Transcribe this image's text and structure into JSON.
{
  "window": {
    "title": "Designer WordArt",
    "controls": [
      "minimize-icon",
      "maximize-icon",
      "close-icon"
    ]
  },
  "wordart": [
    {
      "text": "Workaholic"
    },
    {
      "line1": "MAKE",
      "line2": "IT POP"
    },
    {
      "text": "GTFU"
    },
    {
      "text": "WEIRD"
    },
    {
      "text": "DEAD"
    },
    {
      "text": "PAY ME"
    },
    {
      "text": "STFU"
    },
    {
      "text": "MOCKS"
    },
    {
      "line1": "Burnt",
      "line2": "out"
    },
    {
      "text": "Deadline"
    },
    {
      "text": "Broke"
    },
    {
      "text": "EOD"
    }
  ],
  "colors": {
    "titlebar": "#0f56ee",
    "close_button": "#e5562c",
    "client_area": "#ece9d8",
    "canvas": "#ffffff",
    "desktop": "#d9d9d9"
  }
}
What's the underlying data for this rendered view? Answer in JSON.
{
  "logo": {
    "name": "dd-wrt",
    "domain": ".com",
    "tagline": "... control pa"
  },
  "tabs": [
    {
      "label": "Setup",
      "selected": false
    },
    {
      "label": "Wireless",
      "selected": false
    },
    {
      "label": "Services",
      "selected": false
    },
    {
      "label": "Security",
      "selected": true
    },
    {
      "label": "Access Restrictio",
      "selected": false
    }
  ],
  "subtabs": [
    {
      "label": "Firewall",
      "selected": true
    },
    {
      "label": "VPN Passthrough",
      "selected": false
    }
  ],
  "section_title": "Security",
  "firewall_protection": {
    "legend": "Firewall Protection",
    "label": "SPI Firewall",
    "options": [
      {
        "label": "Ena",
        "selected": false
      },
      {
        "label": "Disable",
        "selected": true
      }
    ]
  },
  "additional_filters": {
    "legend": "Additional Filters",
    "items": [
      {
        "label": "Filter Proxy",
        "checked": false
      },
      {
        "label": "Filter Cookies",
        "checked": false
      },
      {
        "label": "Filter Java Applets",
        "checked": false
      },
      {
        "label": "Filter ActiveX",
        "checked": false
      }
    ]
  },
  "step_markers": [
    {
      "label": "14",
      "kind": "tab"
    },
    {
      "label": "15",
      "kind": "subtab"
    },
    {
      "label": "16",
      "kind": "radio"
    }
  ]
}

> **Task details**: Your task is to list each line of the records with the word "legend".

> **Reply to the exercise**:
    "legend": "Firewall Protection",
    "legend": "Additional Filters",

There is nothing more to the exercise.